• Federal tax credits and deductions can help. Many upper-income families are eligible for the federal education tax credit and deduction. The tax credit is available to households with adjusted gross incomes (AGI) as high as $180,000. In fact, 21 percent of tax credit dollars went to households with AGIs higher than $100,000, and 57 percent of tax deduction dollars went to households with AGIs between $100,000 and $160,000. The tax credit and deduction on average are worth $1,330.
• College loans. According to the Institute for College Access and Success, 71 percent of college graduates compile an average debt of $29,400. Indiana is below the national averages, with 64 percent of graduates holding average debt of $27,886.

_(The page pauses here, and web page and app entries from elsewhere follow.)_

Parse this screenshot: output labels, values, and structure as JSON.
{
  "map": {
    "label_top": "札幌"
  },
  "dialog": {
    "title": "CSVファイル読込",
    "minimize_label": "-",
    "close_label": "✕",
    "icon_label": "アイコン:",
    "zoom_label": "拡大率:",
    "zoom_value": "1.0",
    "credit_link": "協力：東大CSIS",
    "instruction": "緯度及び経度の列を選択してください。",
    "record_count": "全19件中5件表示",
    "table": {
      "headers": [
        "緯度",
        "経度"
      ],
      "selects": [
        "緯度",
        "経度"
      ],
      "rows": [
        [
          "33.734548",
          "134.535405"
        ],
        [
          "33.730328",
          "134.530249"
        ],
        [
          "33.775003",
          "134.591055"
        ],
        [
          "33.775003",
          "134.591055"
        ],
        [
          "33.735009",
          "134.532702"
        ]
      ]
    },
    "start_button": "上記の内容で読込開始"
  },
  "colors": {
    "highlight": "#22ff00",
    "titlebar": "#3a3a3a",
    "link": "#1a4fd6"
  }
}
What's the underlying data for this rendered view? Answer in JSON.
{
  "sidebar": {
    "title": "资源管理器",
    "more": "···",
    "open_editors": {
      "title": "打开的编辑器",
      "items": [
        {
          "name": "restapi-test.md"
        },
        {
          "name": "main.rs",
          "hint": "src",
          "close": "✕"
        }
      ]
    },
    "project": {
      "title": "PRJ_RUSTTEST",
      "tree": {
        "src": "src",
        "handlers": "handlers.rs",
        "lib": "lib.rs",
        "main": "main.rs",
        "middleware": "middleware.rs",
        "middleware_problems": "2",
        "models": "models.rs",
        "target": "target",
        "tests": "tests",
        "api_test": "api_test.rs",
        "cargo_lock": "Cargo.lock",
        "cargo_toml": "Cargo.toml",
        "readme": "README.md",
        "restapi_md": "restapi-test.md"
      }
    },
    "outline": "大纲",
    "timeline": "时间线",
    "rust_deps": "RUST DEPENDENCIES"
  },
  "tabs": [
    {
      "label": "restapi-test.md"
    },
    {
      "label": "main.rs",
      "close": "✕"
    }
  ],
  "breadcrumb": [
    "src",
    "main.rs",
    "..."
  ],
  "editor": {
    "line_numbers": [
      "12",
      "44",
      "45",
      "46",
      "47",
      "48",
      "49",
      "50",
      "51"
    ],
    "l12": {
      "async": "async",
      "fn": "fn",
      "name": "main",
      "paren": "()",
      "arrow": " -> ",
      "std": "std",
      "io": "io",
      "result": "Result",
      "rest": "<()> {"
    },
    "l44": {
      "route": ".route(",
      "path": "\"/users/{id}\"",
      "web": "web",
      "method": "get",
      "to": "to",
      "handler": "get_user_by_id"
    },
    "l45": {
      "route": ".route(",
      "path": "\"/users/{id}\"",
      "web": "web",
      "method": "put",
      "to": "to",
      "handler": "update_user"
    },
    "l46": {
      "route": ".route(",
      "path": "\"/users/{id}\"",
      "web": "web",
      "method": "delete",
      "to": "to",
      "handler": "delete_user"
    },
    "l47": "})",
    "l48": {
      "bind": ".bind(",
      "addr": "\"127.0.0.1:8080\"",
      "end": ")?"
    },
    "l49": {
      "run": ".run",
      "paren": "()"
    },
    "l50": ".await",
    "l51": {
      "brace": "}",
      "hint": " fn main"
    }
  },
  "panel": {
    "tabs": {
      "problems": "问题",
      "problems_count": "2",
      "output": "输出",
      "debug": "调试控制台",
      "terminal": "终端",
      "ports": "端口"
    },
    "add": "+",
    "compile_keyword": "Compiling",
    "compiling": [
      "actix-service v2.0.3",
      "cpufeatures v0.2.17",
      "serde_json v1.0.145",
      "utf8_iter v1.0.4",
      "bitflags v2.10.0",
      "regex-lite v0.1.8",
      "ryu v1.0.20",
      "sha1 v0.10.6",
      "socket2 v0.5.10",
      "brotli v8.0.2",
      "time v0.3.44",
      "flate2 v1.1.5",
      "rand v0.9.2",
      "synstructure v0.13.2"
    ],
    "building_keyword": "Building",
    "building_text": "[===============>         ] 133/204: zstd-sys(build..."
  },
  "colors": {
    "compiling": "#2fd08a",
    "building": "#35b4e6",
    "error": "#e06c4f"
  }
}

Just as you should not commit to a large mortgage for a house you cannot afford, you also should borrow wisely for college. According to the Indiana Commission for Higher Education (www.learnmore.org), total college loan debt should not exceed the student’s expected first-year salary.
Lower your debt further by earning your degree in four years (or less). The average student loan per school year is $4,900. A student who graduates in four years would have student loan debt of $19,600 (33 percent lower than the national average).
• Two-year public institutions can be an affordable alternative. Two-year schools can help you save money. You can earn an associate degree in two years and then transfer those credits to a four-year school if you choose to pursue a bachelor’s degree. Full-time students in public two-year colleges on average receive enough financial aid to pay for tuition and fees, plus another $1,550 to pay other expenses.
• Search for scholarships. A good place to start: www.triptocollege.org
• Other families have figured this out, and you can, too. Despite financial challenges, the number of students going to college and graduating is rising. Since 2005, the number of undergraduate students has increased by 1.9 million. Between 2001 and 2011, the number of associate degrees awarded increased by 63 percent, and the number of bachelor’s degrees increased by 38 percent.
• The payoff is worth the effort. Median family income for families headed by a four-year college graduate is $101,909, more than double the median income for families headed by a high school graduate.
Bill Stanczykiewicz is president and CEO of the Indiana Youth Institute. He can be reached at firstname.lastname@example.org.